━━━━━ Source records

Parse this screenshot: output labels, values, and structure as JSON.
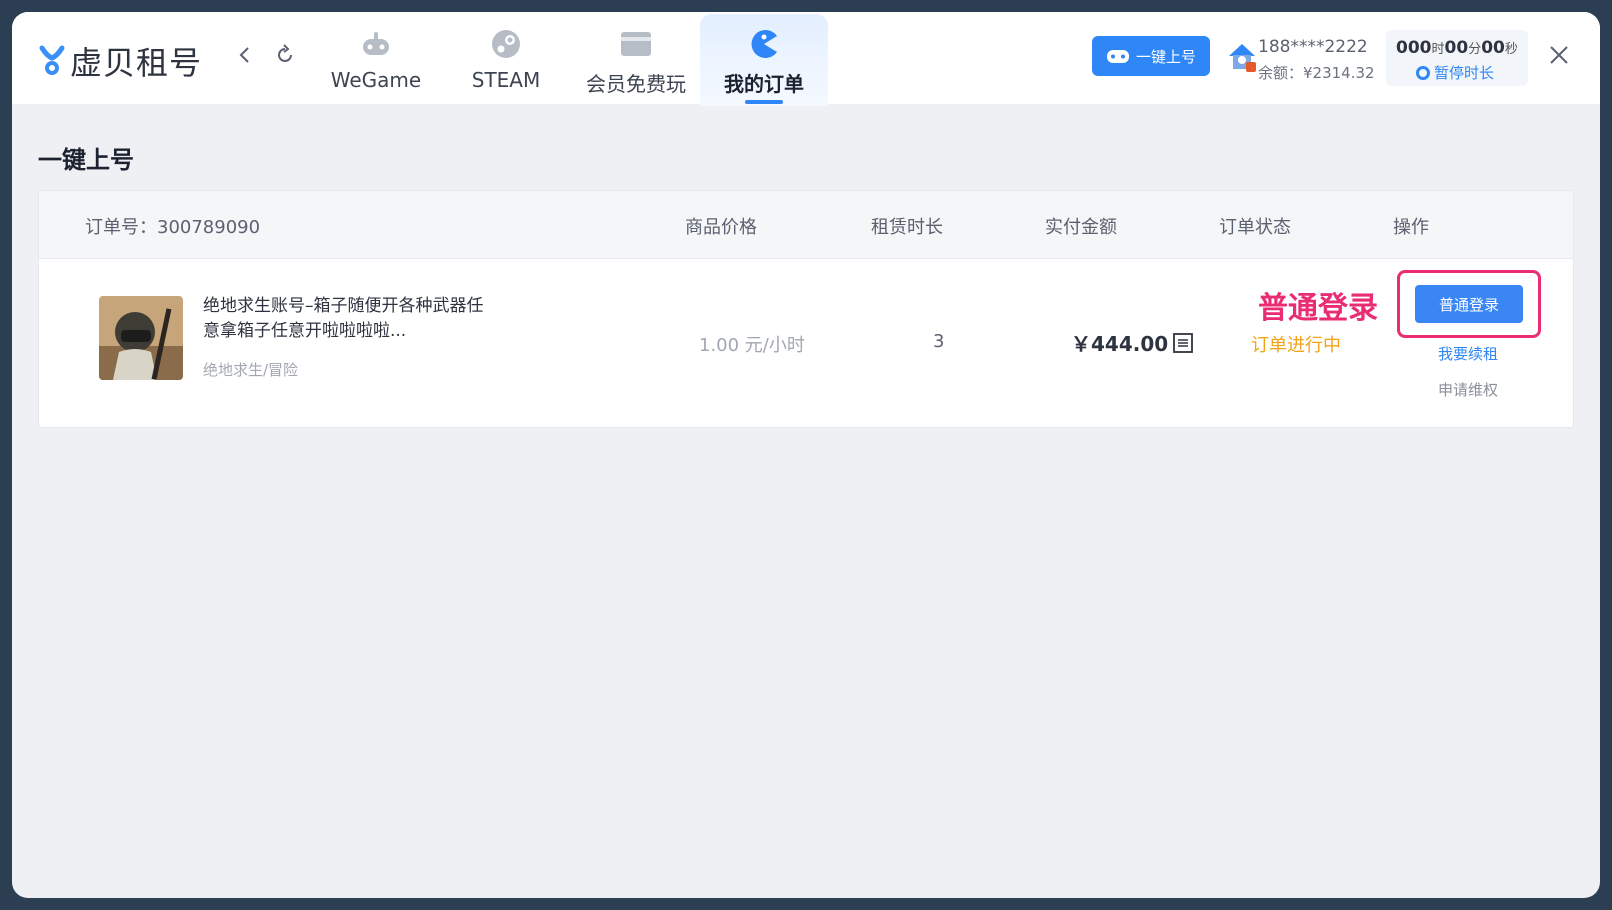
{
  "app": {
    "logo_text": "虚贝租号"
  },
  "tabs": [
    {
      "label": "WeGame",
      "icon": "gamepad-icon"
    },
    {
      "label": "STEAM",
      "icon": "steam-icon"
    },
    {
      "label": "会员免费玩",
      "icon": "card-icon"
    },
    {
      "label": "我的订单",
      "icon": "pacman-order-icon",
      "active": true
    }
  ],
  "header": {
    "quick_login_label": "一键上号",
    "user_phone": "188****2222",
    "user_balance": "余额：¥2314.32",
    "timer": {
      "h": "000",
      "h_unit": "时",
      "m": "00",
      "m_unit": "分",
      "s": "00",
      "s_unit": "秒"
    },
    "pause_label": "暂停时长"
  },
  "page": {
    "title": "一键上号"
  },
  "table": {
    "order_no": "订单号：300789090",
    "headers": {
      "price": "商品价格",
      "duration": "租赁时长",
      "paid": "实付金额",
      "status": "订单状态",
      "action": "操作"
    },
    "row": {
      "title": "绝地求生账号–箱子随便开各种武器任意拿箱子任意开啦啦啦啦...",
      "category": "绝地求生/冒险",
      "price": "1.00 元/小时",
      "duration": "3",
      "paid": "￥444.00",
      "status": "订单进行中",
      "annotation": "普通登录",
      "login_label": "普通登录",
      "renew_label": "我要续租",
      "claim_label": "申请维权"
    }
  },
  "colors": {
    "accent": "#2f86f6",
    "annotation": "#ea2c73",
    "status": "#f2a416"
  }
}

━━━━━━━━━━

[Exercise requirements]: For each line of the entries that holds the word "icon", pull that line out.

[Solution to this problem]:
      "icon": "gamepad-icon"
      "icon": "steam-icon"
      "icon": "card-icon"
      "icon": "pacman-order-icon",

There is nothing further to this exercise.